Exercise goal :: Anywhere the string "JSON" shows up in the listing below, copy the line it is in.

Extracted entries ::

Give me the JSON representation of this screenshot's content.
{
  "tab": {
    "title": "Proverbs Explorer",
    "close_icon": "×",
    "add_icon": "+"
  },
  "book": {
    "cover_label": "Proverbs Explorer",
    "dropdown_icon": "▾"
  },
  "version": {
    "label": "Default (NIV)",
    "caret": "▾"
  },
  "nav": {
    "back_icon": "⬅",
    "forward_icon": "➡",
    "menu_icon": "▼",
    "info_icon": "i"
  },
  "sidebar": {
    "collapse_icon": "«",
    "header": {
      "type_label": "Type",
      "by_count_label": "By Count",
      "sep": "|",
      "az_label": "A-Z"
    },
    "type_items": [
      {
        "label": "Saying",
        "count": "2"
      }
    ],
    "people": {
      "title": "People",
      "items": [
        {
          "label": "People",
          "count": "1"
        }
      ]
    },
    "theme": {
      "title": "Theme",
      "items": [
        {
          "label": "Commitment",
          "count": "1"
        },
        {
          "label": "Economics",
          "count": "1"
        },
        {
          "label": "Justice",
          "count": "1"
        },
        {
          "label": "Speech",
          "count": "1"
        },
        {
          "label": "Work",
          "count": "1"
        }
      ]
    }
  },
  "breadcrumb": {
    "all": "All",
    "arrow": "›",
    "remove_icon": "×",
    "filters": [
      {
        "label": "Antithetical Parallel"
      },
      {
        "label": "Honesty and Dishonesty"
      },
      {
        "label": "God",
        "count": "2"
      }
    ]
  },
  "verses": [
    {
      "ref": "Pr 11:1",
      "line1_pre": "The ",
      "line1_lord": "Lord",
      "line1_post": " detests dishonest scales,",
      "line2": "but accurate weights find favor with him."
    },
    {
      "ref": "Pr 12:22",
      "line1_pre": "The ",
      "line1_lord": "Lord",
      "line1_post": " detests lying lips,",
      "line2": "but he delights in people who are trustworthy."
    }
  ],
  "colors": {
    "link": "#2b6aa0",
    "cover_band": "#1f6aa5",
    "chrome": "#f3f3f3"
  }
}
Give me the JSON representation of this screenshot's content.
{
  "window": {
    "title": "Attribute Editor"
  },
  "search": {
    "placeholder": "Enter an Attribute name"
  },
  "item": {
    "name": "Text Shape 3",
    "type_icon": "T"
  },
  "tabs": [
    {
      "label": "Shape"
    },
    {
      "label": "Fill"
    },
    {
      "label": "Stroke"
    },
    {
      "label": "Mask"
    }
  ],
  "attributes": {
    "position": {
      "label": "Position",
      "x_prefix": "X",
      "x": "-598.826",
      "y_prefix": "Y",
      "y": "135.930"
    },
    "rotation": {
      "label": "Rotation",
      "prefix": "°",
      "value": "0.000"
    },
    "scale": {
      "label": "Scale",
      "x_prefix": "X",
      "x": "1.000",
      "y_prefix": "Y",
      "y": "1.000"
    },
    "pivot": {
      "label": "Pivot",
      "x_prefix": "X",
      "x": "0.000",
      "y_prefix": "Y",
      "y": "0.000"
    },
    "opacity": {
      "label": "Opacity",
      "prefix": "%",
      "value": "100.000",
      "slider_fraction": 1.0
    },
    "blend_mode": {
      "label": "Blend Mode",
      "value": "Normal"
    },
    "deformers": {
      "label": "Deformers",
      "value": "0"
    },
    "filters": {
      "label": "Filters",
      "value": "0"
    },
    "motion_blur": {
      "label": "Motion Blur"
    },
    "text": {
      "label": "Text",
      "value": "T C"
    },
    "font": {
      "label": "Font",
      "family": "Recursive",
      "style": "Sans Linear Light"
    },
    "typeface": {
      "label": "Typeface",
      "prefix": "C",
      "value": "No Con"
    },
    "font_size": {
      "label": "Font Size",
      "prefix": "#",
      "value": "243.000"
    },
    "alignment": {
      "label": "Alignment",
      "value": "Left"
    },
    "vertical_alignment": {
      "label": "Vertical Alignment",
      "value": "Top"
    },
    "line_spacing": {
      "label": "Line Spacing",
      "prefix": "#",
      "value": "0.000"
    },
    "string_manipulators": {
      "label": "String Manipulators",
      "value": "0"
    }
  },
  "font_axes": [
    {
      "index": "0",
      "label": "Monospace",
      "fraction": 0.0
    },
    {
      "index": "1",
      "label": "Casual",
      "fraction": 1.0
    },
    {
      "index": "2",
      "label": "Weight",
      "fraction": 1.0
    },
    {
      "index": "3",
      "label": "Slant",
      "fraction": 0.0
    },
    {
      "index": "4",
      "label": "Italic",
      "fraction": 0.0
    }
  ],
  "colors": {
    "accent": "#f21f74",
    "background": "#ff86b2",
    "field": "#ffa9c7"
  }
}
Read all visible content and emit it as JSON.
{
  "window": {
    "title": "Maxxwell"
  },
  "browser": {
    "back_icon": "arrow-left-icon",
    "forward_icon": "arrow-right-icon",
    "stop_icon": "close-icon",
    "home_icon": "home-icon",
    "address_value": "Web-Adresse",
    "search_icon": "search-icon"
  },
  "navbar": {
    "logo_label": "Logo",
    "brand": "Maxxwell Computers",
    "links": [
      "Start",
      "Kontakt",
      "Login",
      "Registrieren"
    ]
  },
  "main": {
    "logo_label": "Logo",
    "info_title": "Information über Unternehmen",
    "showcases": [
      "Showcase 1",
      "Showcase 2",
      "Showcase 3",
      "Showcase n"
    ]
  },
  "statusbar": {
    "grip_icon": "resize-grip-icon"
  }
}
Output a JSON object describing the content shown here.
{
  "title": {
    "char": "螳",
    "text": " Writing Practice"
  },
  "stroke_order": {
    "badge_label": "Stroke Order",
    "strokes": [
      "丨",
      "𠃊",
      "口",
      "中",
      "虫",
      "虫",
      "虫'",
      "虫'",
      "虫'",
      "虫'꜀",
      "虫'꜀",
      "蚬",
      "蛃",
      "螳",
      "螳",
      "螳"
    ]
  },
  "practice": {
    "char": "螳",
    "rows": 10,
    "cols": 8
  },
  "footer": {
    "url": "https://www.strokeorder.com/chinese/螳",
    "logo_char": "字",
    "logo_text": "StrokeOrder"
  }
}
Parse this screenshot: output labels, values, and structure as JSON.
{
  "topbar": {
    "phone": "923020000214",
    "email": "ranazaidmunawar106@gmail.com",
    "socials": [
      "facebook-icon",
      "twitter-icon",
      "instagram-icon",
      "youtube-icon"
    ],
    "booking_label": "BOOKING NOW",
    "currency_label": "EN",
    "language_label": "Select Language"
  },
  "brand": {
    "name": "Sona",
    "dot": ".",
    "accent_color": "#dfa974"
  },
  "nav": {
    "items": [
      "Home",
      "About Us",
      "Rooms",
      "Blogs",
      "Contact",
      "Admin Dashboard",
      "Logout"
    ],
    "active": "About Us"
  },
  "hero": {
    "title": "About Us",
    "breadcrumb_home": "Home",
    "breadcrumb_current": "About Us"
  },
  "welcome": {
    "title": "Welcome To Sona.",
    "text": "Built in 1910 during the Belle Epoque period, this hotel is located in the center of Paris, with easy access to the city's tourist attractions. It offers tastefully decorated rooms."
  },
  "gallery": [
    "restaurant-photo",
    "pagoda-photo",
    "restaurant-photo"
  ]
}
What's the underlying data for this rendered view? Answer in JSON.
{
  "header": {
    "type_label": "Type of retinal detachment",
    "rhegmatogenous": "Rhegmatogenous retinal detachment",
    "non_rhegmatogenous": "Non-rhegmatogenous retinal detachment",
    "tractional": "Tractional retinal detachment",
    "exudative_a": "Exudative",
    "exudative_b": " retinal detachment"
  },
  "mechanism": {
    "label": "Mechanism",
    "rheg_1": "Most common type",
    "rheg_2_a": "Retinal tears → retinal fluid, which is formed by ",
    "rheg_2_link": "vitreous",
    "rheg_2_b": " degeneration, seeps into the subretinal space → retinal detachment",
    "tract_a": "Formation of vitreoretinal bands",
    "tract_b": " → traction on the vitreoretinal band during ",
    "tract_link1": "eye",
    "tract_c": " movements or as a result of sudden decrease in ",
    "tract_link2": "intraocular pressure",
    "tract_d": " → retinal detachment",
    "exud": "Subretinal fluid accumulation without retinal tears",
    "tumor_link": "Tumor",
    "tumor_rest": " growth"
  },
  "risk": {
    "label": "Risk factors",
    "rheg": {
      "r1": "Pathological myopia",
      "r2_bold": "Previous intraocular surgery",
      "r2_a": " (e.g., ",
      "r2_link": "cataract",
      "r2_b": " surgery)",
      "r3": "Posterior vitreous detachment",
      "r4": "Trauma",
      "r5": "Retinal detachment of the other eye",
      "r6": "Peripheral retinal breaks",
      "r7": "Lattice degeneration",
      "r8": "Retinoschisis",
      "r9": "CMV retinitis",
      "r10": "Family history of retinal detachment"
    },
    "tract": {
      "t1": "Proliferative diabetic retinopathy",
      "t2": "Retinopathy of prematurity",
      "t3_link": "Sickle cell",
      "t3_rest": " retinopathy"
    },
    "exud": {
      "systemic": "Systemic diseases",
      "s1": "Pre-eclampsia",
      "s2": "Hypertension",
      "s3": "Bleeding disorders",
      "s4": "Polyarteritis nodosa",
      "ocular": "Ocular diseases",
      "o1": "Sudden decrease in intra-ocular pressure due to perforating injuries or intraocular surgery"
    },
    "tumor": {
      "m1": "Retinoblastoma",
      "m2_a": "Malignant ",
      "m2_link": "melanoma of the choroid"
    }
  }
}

Task solution ::
Give me the JSON representation of this screenshot's content.
Give me the JSON representation of this screenshot's content.
Read all visible content and emit it as JSON.
Output a JSON object describing the content shown here.
Parse this screenshot: output labels, values, and structure as JSON.
What's the underlying data for this rendered view? Answer in JSON.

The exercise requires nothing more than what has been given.